Love and Monsters by Michael Matthews is the rarest film of our time. It is a fun, creative and mixed genre adventure that was filmed for modest studio money, and is not a comic strip or book adaptation. And while the picture is not based on pre-existing material, there is no denying the fact that it was conceived by people who know too many post-apocalyptic films, for people who have seen too many post-apocalyptic films. But this is not only a horror about the end of the world, it is also a growing up story and action adventure from the 80s. Joel and the Kid (the dog he meets on his way) are reminiscent of the “cult duo” (as the protagonist calls them) from 1974’s The Boy and His Dog, a darker survival fantasy in a post-apocalyptic world. The meeting with Clyde (Michael Rooker) and Minnow (Ariana Greenblatt) will briefly transform the movie into “Welcome to Zombieland”, underground worms will inevitably remind of “Tremors”, and Joel’s bathing in the river with leeches repeats (with minor reservations) a scene from the film adaptation Stephen King’s “Stay with Me.”
All of these cute references prove the great care taken in the film, but behind them is a thoughtful design and script that holds Joel’s adventures together and prevents him from turning into a gaudy movie that comes out on our screens at regular intervals. The script frees Dylan O’Brien from the harshness of The Maze Runner and gives him a chance for a frantic slapstick. He fills the space with comic energy and optimism and helps the picture to penetrate the soul. He has an unexpectedly touching talking robot scene that has an all-conquering sincerity. But not only the main character is endowed with sufficient purposefulness and personality. Even the most ordinary monsters also have the same qualities, so that Joel’s world seems like an intriguing special place full of incomprehensible risks, and not just an obstacle course leading him to his beloved. The creature development team clearly had a good time. It’s nice to meet such a variety of low-fi monsters in an era when everyone else creates monsters that resemble xenomorphs (see “Monster”, “Quiet Place”).
It is a shame that Love and Monsters will not be able to be seen in theaters. But we should be happy that someone can still create a film from which it is potentially possible to build a compelling cinematic universe, and squeeze it into a 100-minute timeline. And may after that we want more than if we received an 8-episode series that we would like to beg for a quick completion.
Codec: HEVC / H.265

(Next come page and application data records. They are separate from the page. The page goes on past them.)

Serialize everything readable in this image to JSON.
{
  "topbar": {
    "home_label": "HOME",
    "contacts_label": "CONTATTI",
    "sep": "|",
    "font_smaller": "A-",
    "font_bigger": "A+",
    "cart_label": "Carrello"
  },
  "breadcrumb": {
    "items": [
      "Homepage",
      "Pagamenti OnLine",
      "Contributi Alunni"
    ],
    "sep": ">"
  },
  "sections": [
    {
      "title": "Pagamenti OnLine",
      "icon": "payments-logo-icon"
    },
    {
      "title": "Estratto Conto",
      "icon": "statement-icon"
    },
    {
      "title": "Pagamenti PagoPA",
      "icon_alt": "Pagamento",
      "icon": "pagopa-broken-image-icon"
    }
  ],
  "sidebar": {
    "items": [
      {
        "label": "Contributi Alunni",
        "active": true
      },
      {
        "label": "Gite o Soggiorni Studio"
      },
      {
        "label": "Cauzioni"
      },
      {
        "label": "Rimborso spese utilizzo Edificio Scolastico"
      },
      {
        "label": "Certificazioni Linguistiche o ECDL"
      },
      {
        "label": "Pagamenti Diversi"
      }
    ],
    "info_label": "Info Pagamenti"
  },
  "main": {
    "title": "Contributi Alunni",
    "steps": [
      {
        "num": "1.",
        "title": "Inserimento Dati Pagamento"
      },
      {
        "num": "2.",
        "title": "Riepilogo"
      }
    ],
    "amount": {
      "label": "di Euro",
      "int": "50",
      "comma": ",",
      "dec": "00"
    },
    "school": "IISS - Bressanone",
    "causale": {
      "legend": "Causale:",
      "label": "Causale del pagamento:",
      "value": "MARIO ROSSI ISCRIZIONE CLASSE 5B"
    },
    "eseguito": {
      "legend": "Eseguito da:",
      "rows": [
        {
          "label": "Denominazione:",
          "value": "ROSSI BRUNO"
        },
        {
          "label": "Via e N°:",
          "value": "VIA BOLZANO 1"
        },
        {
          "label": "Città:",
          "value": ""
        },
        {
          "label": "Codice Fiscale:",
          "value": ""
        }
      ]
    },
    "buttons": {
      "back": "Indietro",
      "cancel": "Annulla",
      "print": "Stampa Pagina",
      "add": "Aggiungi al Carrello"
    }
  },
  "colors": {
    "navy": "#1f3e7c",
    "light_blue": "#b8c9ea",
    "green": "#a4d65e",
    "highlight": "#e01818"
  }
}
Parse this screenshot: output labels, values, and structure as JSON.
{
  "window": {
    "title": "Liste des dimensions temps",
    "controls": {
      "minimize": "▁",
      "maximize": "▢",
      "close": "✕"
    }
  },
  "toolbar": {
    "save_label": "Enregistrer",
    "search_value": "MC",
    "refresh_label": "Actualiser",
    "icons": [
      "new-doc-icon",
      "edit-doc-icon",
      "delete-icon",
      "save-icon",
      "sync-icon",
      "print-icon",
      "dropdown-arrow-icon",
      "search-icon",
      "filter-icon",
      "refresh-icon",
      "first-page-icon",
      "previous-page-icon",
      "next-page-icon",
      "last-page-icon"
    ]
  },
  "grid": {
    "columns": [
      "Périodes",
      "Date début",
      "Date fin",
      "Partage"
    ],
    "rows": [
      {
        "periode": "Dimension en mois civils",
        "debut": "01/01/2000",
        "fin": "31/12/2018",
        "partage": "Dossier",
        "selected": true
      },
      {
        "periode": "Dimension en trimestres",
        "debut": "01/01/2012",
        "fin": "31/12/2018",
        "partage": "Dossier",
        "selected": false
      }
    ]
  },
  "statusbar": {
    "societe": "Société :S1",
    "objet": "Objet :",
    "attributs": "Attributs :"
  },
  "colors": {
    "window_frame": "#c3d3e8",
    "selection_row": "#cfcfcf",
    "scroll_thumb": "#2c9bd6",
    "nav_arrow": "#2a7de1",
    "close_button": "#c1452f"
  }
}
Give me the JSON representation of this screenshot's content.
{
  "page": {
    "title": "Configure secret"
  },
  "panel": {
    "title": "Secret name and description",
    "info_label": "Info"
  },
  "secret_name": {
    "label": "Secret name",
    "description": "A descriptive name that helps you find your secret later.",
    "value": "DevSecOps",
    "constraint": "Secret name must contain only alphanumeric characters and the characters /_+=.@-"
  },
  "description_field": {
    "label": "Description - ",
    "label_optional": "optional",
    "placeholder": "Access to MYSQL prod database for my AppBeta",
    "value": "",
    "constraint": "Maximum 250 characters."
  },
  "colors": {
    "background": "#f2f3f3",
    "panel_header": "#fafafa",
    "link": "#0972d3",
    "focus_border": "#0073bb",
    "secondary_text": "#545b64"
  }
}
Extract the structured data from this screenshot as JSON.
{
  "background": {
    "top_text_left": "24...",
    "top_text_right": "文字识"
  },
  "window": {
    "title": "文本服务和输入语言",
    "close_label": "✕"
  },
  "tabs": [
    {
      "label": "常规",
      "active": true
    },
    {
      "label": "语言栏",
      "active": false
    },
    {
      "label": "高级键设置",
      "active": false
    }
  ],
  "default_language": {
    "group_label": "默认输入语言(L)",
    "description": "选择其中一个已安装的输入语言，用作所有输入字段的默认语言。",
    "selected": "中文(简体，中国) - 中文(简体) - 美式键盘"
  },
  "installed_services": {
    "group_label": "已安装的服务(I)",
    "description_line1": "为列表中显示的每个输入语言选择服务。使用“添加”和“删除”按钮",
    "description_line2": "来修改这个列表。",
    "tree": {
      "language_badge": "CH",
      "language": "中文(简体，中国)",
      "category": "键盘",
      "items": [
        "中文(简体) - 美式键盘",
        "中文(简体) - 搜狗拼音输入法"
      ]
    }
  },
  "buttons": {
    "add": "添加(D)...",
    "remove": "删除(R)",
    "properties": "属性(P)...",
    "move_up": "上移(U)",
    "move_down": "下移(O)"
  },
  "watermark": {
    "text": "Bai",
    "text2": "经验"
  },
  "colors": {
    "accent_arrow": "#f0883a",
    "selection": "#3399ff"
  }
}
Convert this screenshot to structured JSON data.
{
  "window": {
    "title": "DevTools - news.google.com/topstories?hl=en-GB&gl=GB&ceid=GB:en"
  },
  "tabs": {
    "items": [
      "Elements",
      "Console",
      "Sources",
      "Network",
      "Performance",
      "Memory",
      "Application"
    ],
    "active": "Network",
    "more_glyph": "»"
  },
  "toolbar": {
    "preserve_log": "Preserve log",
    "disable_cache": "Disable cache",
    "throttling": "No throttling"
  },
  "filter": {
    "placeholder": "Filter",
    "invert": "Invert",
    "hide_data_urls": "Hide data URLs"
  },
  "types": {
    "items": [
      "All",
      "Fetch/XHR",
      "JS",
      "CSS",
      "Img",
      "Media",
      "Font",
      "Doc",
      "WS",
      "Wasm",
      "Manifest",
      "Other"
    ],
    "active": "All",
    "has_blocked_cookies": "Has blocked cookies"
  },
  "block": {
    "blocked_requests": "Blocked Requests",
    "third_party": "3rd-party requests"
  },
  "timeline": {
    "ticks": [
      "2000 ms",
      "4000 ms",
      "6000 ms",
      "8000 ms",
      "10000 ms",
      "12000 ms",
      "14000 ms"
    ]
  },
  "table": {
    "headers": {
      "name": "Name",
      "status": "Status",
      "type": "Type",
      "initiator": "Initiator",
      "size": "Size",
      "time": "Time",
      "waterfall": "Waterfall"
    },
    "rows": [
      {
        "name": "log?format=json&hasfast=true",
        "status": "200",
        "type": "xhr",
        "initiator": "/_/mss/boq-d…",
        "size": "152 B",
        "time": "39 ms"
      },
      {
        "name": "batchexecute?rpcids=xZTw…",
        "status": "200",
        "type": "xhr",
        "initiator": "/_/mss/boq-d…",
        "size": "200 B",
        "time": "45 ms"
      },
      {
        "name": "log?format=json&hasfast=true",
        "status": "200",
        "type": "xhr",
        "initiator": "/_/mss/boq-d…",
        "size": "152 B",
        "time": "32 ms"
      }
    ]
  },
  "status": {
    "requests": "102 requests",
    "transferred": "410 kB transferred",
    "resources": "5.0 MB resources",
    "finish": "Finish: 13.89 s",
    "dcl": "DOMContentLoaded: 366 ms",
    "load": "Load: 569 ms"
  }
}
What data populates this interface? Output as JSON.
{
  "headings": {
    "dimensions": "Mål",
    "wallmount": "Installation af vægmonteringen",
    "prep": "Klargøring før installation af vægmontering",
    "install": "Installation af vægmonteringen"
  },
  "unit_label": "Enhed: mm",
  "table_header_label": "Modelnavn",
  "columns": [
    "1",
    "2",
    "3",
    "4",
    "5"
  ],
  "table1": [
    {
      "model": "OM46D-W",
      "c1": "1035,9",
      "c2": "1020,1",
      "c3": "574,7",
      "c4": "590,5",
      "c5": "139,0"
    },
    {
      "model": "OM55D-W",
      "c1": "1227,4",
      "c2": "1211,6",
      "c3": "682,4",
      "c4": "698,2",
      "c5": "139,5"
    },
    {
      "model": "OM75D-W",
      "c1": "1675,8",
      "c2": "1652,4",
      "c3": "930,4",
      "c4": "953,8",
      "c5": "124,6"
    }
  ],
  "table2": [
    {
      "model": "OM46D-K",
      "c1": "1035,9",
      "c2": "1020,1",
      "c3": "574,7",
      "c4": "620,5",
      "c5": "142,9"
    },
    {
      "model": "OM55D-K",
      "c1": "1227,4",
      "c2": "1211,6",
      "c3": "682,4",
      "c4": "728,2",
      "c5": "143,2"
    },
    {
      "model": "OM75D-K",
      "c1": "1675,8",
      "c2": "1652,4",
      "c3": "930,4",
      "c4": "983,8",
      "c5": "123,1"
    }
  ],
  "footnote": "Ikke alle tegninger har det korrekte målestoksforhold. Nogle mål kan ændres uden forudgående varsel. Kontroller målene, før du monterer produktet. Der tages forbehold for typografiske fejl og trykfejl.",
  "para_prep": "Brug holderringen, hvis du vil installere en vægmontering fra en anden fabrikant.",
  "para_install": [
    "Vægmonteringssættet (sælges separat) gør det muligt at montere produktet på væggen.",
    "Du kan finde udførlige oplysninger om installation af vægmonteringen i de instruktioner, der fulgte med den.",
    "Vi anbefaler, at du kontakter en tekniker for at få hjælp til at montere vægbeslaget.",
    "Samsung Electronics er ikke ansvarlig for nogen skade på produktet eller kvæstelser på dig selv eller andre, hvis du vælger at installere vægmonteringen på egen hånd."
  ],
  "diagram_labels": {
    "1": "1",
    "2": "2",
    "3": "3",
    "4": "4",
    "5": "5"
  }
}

Resolution: Upscaled 4K (2160p)
HDR: Dolby Vision, HDR10
Aspect ratio: 2.39:1
Original aspect ratio: 2.39:1
English: DTS-HD Master Audio 7.1 (48kHz, 24-bit)
English: Dolby Digital 5.1
English, English SDH, Spanish